For a well-rounded sense of well-being, however, humans need connection. Humans have a psychological orientation of being attracted to all that is alive and vital’ (Fromm, 1964). It is through a connection to nature, to land, to place, to communities, to other people, that humans thrive as a species. Unsurprisingly, some LOG patrons, complain of mental unrest and fears, if they feel cut-off from larger systems, friends, social networks and so on (Sarosy 2020).

Future – potential to heal our planet

Keeping such varied arguments in mind, is LOG a viable option for the future? Does it have the potential to heal earth’s systems? For a system-wide uptake to heal earth’s systems, LOG needs support in urban planning, policy and design frameworks. Currently, existing conceptual, physical and institutional structures require adjustment as they are inherently biased against the preservation and expansion of social and natural life-support systems (Birkeland, 2020). To create net ecological and social gains, Birkeland’s Positive Development theory holds that explicit reforms in planning, design and decision-making must occur. Once these reforms occur, they could foster the emergence of time-sensitive, place-sensitive, locally and socially adaptable frameworks. In conclusion, when the appropriate, system-wide frameworks emerge to complement LOG lifestyles, then, a hopeful trajectory of healing may be set upon.

Coming soon on THRIVE

Meanwhile, it is useful to keep learning from the first-hand experiences of LOG patrons.
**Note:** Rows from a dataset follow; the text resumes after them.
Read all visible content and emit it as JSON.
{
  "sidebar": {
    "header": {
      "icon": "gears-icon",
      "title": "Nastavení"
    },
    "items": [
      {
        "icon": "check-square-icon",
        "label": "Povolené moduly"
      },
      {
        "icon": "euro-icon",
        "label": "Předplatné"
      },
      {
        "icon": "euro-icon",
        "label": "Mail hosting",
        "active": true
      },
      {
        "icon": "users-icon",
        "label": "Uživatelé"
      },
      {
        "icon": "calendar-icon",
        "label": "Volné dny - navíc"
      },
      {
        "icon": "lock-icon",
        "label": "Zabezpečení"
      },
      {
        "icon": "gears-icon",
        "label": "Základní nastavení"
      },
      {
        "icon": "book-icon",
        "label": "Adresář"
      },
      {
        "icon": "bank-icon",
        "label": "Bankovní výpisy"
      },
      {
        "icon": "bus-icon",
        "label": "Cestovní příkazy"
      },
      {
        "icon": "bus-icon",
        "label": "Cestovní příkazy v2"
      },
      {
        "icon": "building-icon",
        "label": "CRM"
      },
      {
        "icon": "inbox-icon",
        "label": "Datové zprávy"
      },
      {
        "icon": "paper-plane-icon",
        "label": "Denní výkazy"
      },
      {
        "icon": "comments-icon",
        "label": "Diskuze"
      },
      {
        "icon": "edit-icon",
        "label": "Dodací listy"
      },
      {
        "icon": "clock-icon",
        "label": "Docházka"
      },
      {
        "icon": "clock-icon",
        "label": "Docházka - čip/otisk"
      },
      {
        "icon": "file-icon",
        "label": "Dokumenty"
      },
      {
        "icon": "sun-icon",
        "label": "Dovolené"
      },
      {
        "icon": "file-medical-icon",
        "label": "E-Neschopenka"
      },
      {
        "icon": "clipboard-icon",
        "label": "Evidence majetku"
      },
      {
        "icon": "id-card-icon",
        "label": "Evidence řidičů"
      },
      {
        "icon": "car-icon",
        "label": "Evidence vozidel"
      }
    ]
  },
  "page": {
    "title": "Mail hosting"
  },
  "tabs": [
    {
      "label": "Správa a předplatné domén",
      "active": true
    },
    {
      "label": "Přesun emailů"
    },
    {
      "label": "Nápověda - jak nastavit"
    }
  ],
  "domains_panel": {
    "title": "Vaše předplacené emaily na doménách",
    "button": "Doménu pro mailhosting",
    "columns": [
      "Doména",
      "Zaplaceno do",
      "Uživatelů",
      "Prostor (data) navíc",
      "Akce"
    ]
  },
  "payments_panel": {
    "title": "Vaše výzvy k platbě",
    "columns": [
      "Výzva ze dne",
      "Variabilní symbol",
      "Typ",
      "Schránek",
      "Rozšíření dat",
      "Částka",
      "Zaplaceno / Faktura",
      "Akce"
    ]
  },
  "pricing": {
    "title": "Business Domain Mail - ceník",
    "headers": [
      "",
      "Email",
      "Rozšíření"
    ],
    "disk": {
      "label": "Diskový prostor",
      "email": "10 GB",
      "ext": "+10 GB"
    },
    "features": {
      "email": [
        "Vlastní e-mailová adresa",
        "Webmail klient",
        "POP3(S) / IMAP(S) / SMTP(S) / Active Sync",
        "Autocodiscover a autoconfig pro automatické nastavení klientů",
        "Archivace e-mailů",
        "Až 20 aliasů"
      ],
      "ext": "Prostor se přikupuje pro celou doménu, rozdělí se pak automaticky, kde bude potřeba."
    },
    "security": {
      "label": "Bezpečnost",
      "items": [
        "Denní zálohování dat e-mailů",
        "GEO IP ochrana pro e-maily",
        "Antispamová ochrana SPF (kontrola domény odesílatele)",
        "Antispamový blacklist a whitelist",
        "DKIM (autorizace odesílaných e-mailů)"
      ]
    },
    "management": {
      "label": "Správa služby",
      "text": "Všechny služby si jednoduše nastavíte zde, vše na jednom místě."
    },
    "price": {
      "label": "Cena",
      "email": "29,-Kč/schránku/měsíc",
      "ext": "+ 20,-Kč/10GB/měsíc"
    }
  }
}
In our forthcoming articles, we interview THRIVE members on their personal experiences. We explore the do’s and don’t’s.  We discuss the institutional challenges that exist and how to best manage them within existing support networks. Watch this space!


Birkeland, J. (2020). Net-positive Design and Sustainable Urban Development: Routledge.

Brown, E. N. (2020). COVID-19 has made living off the grid irresistible. Are these self-sustaining homes the future? Retrieved from

Chicca, F., Vale, B., & Vale, R. (2018). Everyday lifestyles and sustainability : the environmental impact of doing the same things differently. Abingdon, Oxon ;: Routledge, an imprint of the Taylor & Francis Group.

Dorsey, C. (2020). Pandemic Leads To Urban Exodus As Families Turn To Self-Reliance And Off-The-Grid Living. Retrieved from – 18769ed1cdaa

Forum of the Future (2020). Signal of change / Interest in Earthships and off-grid living spurred by global pandemic. Retrieved from

The Guardian Labs (2020). Off-grid with energy to share: in pursuit of the carbon positive home. Retrieved from

Fromm, E. (1964). The Heart of Man. New York City. In: Harper & Row.

Sarosy , J. (2020). What It’s Like Living Off the Grid During Covid-19. Retrieved from

Vale, B., & Vale, R. J. D. (1975). The Autonomous House: design and planning for self-sufficiency: Thames and Hudson.


  • Amrita Kambo

    Amrita is THRIVE's Urban Writer, exploring innovative design methods that have the potential to blend the hard boundary between natural and human habitats. She has a passion for designing and advocating Living Buildings and Living Sculptures. She continues to explore avenues that assist in bringing her architectural design experience, sustainability and research interests together. As a hobby, Amrita enjoys art and craft projects with her children.